We all have our own coming out story. My girlfriend’s involves too much wine and the Take Back The Night March. A good friend’s has to do with a very forthcoming roommate.
My coming out story has to do with my mom, a strip bar and seven naked dancers.
My mom had been a stripper in a bar in St Catharines for many years, and one day I went with her to visit some of her old friends. I’d heard about these women for years and was happy to finally meet them. At 19, I was finally old enough to step into a world I had heard about for so long.

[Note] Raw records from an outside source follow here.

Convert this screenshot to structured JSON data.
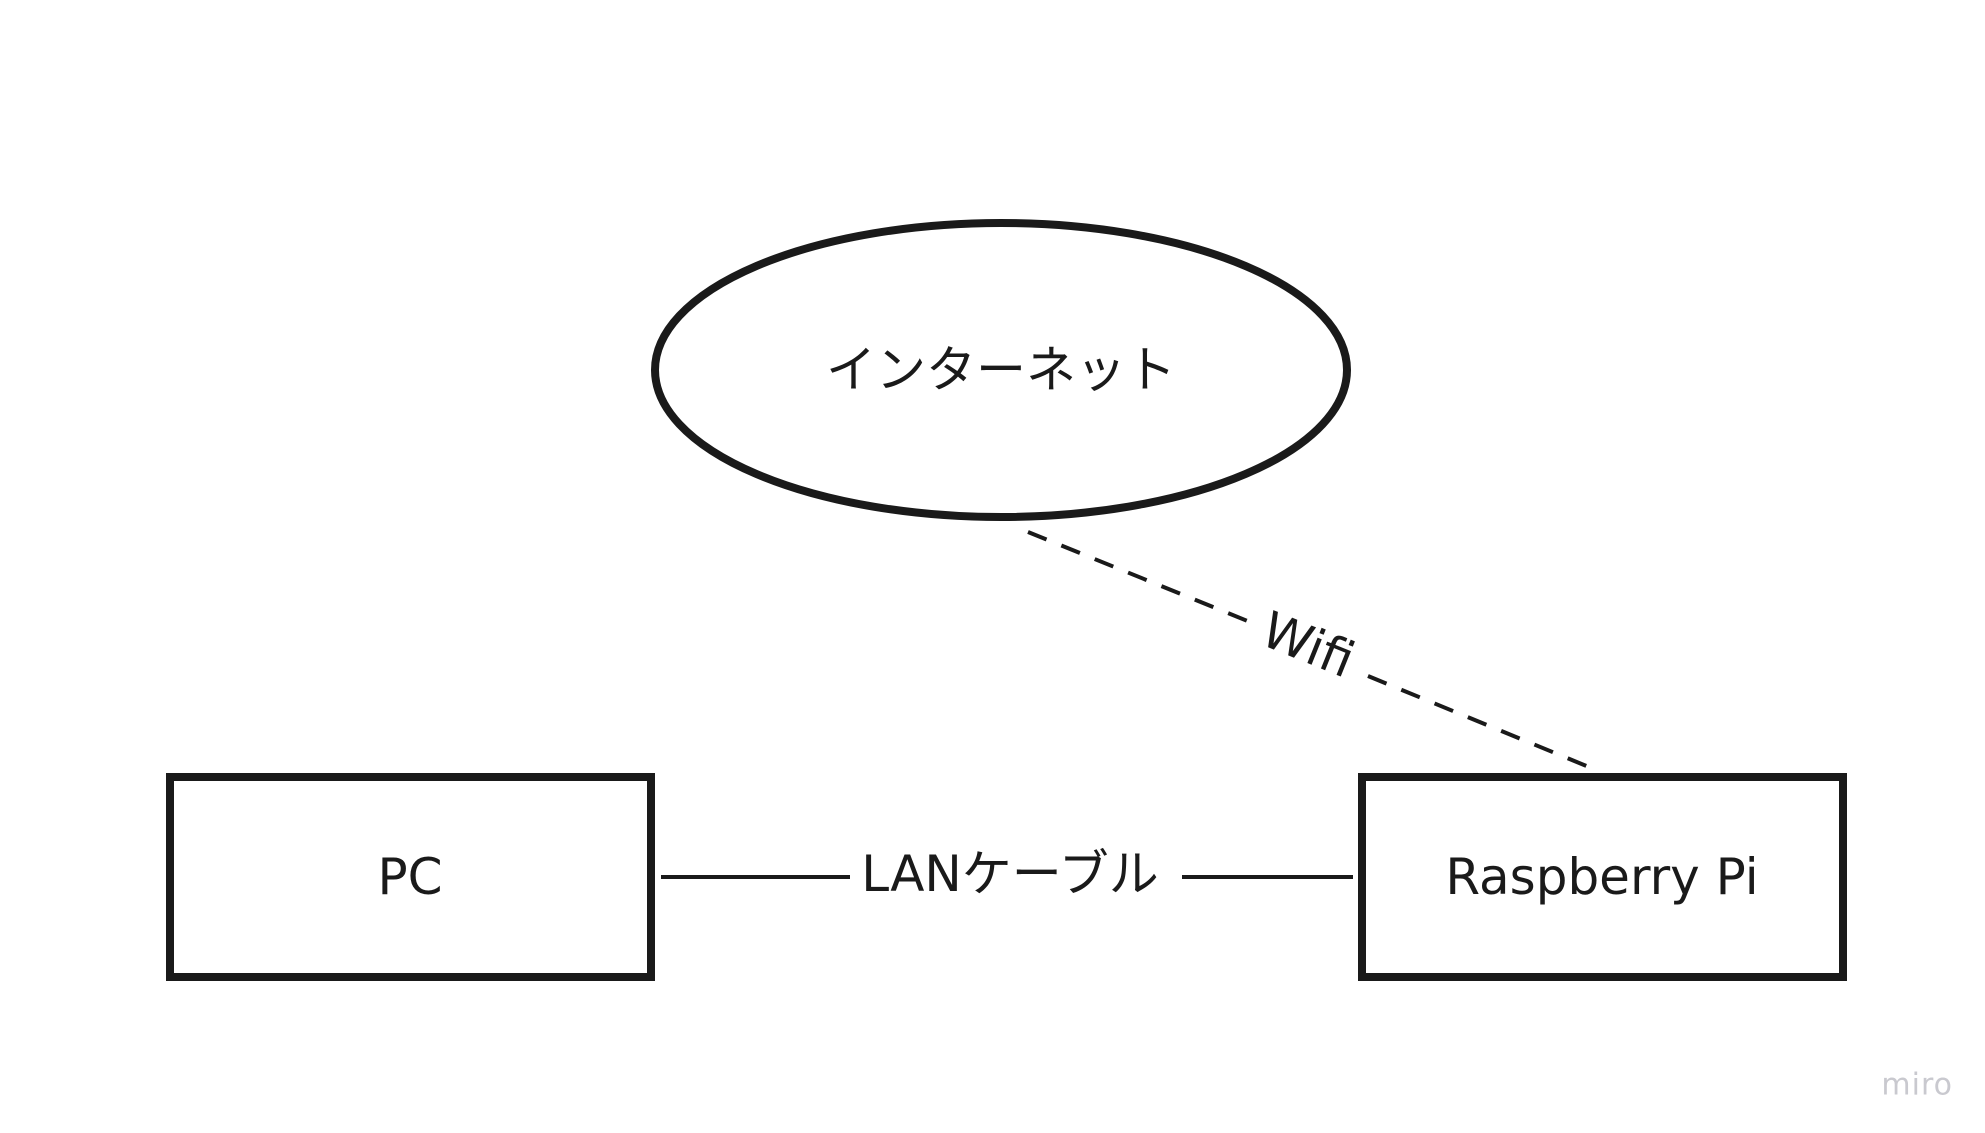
{
  "nodes": {
    "internet": {
      "label": "インターネット",
      "shape": "ellipse"
    },
    "pc": {
      "label": "PC",
      "shape": "rectangle"
    },
    "raspberry_pi": {
      "label": "Raspberry Pi",
      "shape": "rectangle"
    }
  },
  "edges": {
    "wifi": {
      "label": "Wifi",
      "from": "internet",
      "to": "raspberry_pi",
      "style": "dashed"
    },
    "lan": {
      "label": "LANケーブル",
      "from": "pc",
      "to": "raspberry_pi",
      "style": "solid"
    }
  },
  "watermark": "miro",
  "colors": {
    "stroke": "#1a1a1a",
    "background": "#ffffff",
    "watermark": "#c9c9cf"
  }
}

For some bizarre reason, I never even considered that my mom’s friends would be greeting me naked. I guess I had been hanging on to a PG-13 version of what a strip club should be like: beautiful women in elaborate costumes doing the cancan in front of a tuxedo-clad crowd.
Oh, how wrong I was.
There I was, surrounded by large beautiful naked breasts, at least seven bouncing pairs coming straight at me. I became smaller and smaller as these women closed in on me in one massive nude hug. Being much shorter than these stiletto-clad ladies, my face was pressed up against the great wall of cleavage.
Eventually they took a step back. As I tried to get a hold of myself, a voice inside my head repeated, “Look into their eyes. Look into their eyes….”
We all sat down together. I kept wishing I could contribute to the conversation, but all I could do was stare at the 14 nipples hovering above the tabletop. I tried not to let my eyes rest on anything for too long, but the biggest challenge came in the form of two girls going down on each other on stage. I was lost in the moment.
I snapped out of it when drinks were raised in honour of my birthday and I wondered how long I’d been mesmerized by the show. I was sweating profusely, convinced that the whole table knew I was queer.
It was then that I snapped to what now seems like an obvious thought: Being in a strip club with your mother is uncomfortable. Being in a strip club with your mother as a 19-year-old closeted lesbian is mortifying.
On the way home, my mom asked me if I remembered the time I got onstage at a strip club when I was six years old. Of course I did.
I was sitting at a table drinking a 7-Up and ravaging a colouring book, waiting for my mom to pick up her pay cheque, when I suddenly dropped my crayons and headed to the stage. I danced around, watching my reflection on the mirrored back wall. I laughed with surprise when I looked up and saw myself reflected on the mirrored ceiling, too. The barmaid gave me a big round of applause as I happily swung myself around the big shiny golden pole. This was fun!
My mom eventually looked up, but she wasn’t smiling. As if she saw it as a predictor of things to come, she rushed up to the stage and pried me off the golden post — rudely interrupting my glorious finale. I was pissed, and I let my mom know my displeasure by kicking and screaming all the way home.
At six, I could have hung out on that stage forever, thinking that my mom had the coolest job in the world. At 19, you couldn’t have gotten me out of that strip club fast enough.
These days, I’m thankfully no longer afraid of naked women, their breasts or what it means to be turned on by them — but I doubt that I’ll ever be comfortable kicking it in a strip club. After all, that’s where mom used to work.